[Data items]
- Opening Delimiter -
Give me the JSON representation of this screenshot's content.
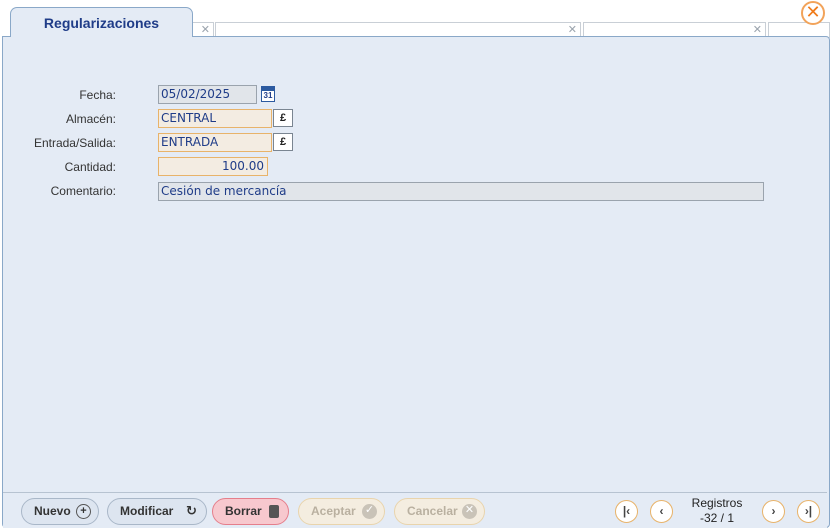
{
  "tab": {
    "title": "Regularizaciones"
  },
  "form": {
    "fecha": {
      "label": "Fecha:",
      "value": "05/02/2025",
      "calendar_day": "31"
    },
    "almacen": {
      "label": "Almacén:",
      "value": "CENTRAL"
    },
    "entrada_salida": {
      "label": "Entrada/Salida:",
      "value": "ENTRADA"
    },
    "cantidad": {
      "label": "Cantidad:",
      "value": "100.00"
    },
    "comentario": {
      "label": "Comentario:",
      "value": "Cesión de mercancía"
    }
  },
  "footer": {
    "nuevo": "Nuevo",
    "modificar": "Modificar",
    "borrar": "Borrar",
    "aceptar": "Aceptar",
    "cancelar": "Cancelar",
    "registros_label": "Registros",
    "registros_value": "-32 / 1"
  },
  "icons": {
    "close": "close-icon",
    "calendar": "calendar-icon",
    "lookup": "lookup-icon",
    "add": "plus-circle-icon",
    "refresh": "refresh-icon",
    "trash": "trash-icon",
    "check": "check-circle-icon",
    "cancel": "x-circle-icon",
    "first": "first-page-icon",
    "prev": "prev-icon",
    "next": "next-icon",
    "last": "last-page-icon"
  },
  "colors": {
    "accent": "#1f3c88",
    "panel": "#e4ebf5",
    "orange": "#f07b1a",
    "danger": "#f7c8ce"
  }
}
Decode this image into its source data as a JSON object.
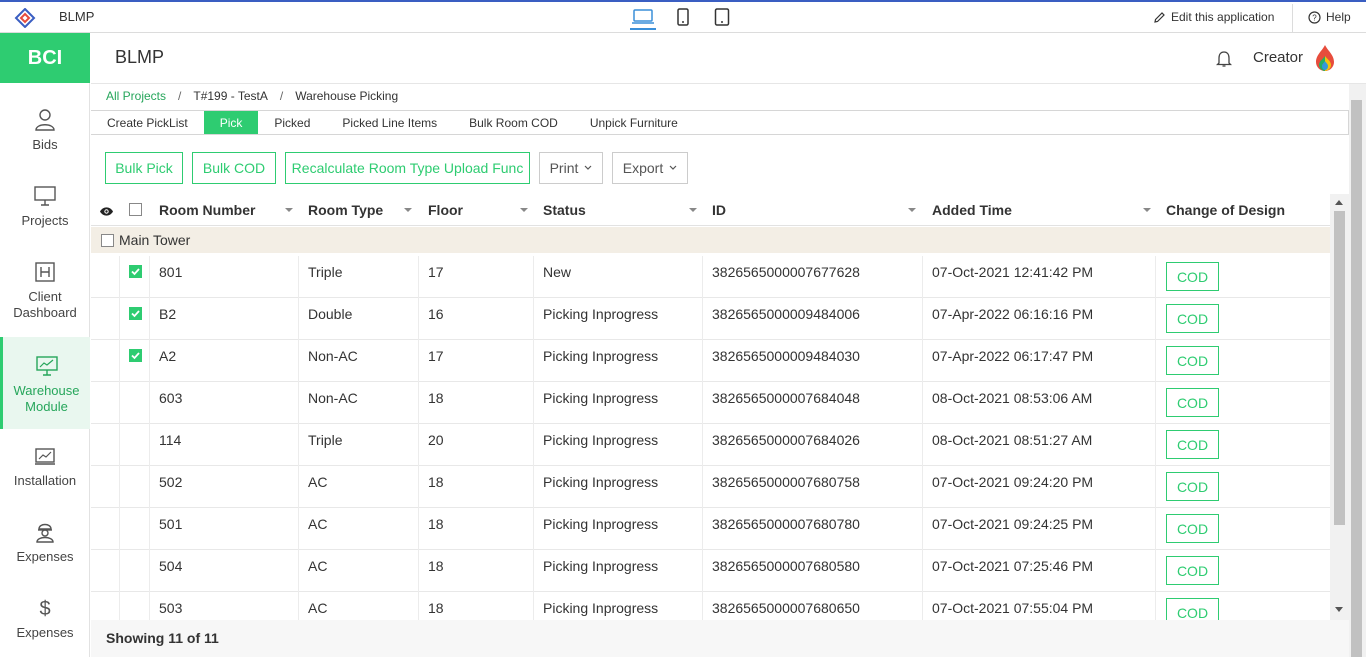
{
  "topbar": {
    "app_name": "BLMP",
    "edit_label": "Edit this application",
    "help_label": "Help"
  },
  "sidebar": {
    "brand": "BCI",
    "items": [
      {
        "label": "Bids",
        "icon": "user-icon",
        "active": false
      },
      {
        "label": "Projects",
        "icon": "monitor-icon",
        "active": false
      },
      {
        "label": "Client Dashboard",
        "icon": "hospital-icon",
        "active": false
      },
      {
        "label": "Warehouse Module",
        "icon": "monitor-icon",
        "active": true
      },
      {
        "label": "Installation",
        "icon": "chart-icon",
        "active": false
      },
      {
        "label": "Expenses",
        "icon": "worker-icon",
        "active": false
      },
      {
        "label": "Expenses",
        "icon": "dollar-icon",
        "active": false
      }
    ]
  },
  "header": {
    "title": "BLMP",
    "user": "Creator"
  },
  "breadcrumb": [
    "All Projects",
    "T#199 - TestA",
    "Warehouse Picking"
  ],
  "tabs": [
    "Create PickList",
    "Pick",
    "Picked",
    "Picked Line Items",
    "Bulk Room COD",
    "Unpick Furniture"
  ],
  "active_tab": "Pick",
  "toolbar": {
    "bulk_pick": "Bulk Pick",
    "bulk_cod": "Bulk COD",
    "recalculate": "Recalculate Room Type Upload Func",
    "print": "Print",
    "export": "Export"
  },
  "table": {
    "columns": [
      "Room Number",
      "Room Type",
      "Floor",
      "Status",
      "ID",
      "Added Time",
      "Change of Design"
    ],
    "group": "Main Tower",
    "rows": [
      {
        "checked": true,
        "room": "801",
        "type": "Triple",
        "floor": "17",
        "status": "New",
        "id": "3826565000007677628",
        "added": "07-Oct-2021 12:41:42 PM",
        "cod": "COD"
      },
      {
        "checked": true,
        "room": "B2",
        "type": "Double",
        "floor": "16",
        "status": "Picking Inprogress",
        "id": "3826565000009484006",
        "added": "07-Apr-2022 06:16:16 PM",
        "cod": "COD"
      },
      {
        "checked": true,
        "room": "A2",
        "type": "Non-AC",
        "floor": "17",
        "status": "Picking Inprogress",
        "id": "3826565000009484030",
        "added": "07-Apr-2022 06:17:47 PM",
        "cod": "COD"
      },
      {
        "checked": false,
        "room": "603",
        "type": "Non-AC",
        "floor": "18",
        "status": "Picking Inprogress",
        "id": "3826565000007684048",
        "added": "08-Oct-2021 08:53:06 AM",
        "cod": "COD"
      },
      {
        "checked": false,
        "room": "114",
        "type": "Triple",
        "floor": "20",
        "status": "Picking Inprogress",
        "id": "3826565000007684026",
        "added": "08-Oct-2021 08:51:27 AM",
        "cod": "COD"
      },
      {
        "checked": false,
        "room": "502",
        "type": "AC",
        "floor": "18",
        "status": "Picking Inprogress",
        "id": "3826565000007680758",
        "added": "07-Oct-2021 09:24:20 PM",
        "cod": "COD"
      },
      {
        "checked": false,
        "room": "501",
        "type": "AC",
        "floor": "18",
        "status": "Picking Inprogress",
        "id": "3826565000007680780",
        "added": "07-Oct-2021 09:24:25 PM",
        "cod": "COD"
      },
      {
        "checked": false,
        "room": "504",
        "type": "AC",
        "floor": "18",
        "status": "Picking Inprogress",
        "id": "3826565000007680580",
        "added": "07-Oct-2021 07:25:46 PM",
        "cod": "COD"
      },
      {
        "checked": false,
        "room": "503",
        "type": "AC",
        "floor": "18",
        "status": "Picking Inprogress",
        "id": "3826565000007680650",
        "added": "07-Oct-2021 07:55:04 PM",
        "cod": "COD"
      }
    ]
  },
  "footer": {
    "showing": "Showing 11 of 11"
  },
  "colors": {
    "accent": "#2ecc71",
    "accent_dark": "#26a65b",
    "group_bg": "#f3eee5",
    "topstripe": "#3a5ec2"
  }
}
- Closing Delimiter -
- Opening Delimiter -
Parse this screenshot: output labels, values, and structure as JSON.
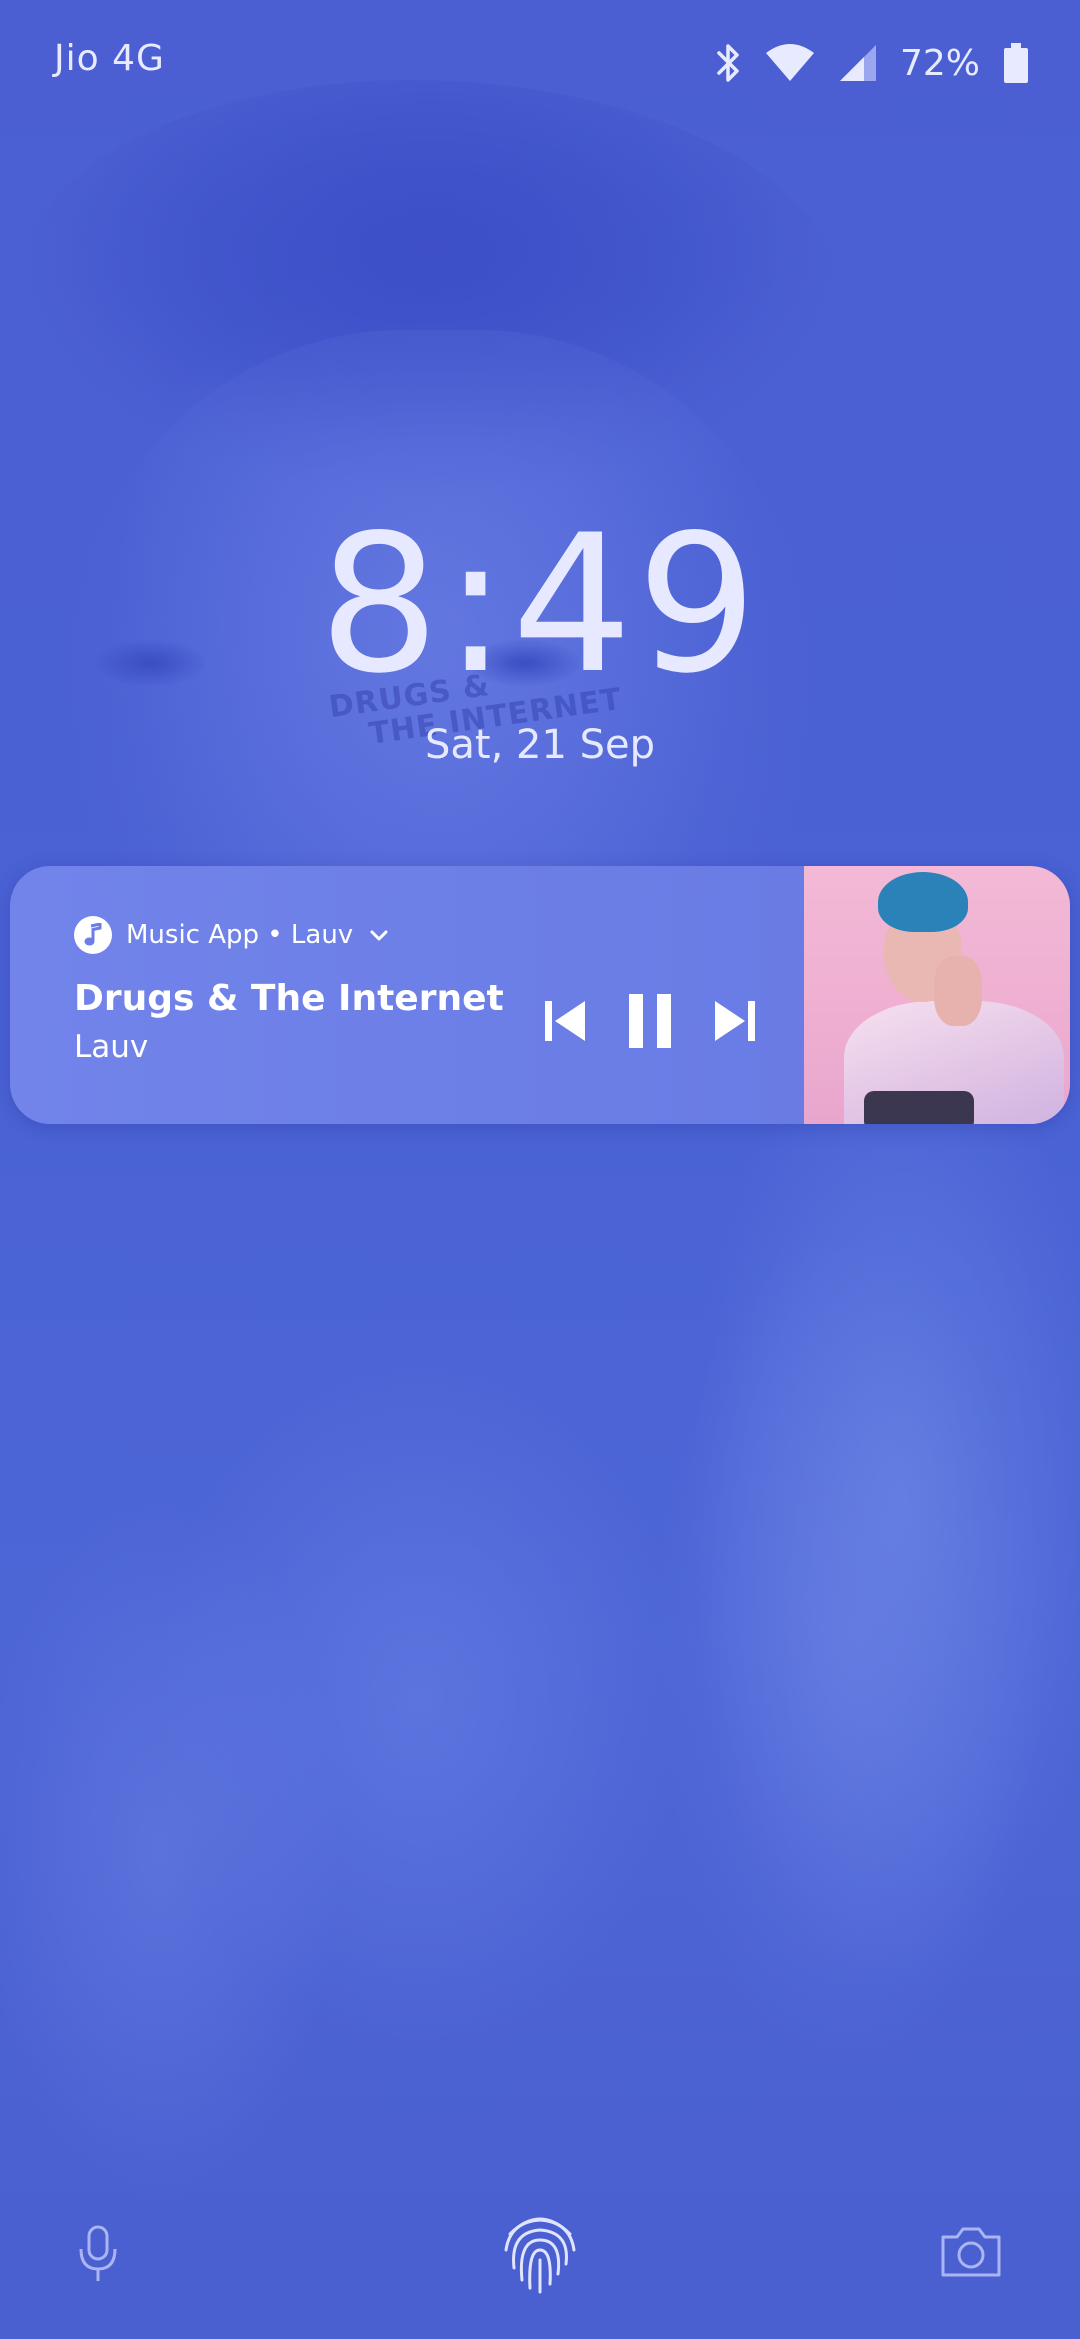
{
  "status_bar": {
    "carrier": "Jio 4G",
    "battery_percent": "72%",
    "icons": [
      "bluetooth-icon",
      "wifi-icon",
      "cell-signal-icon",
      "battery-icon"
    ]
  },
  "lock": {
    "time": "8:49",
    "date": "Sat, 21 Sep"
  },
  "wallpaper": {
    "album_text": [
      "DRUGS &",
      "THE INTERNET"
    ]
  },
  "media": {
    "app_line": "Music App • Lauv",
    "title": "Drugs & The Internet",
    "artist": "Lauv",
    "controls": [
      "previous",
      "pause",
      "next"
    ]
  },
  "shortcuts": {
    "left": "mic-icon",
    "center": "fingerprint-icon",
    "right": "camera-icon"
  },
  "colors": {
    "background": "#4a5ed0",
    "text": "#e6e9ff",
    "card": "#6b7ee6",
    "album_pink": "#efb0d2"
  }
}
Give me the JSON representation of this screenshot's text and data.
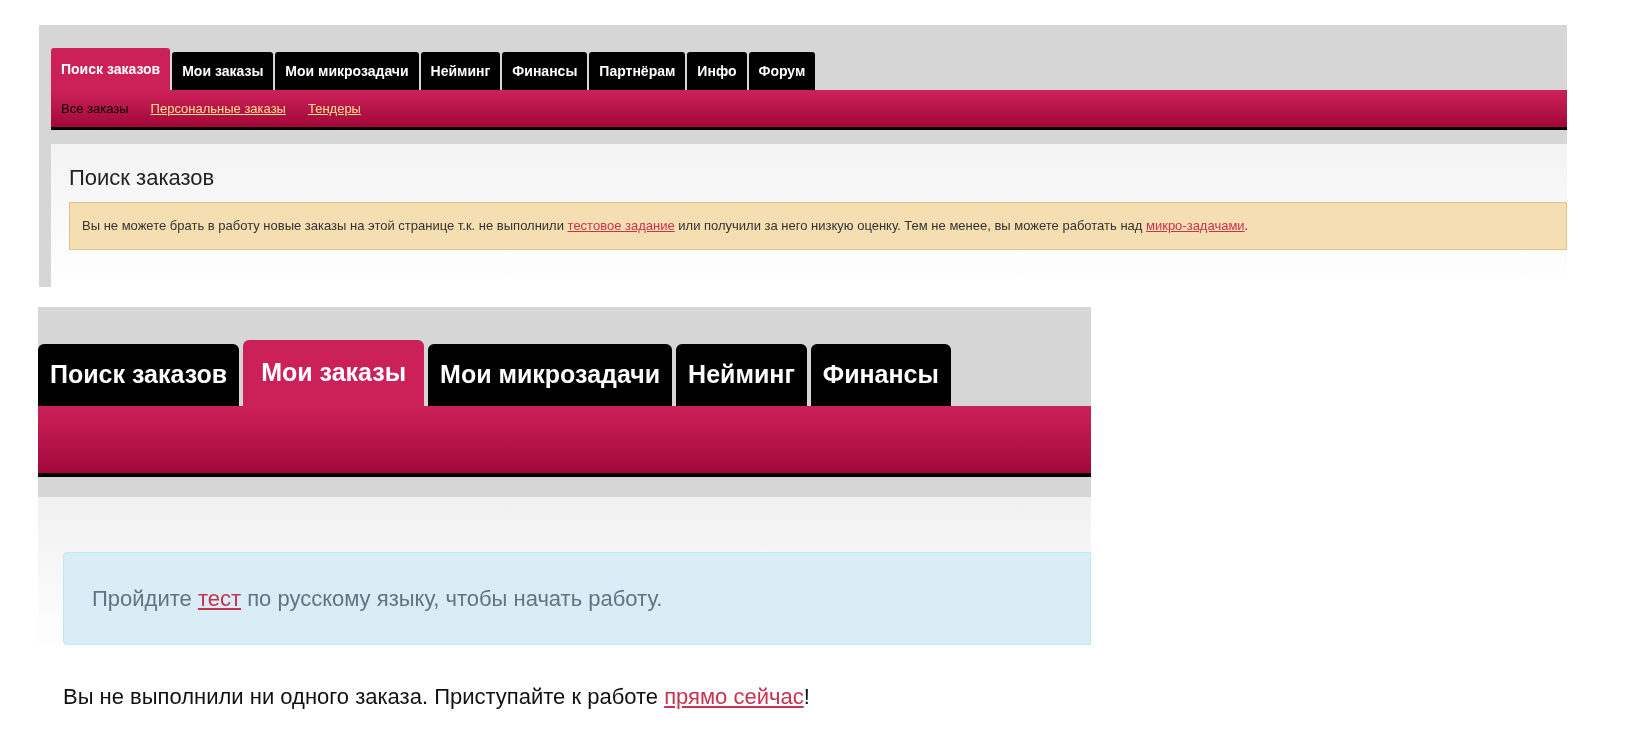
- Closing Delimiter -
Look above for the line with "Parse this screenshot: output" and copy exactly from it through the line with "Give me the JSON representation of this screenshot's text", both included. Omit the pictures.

Solution to this problem
Parse this screenshot: output labels, values, and structure as JSON.
{
  "status_bar": {
    "carrier": "Jio 4G",
    "battery_percent": "72%",
    "icons": [
      "bluetooth-icon",
      "wifi-icon",
      "cell-signal-icon",
      "battery-icon"
    ]
  },
  "lock": {
    "time": "8:49",
    "date": "Sat, 21 Sep"
  },
  "wallpaper": {
    "album_text": [
      "DRUGS &",
      "THE INTERNET"
    ]
  },
  "media": {
    "app_line": "Music App • Lauv",
    "title": "Drugs & The Internet",
    "artist": "Lauv",
    "controls": [
      "previous",
      "pause",
      "next"
    ]
  },
  "shortcuts": {
    "left": "mic-icon",
    "center": "fingerprint-icon",
    "right": "camera-icon"
  },
  "colors": {
    "background": "#4a5ed0",
    "text": "#e6e9ff",
    "card": "#6b7ee6",
    "album_pink": "#efb0d2"
  }
}
Give me the JSON representation of this screenshot's text and data.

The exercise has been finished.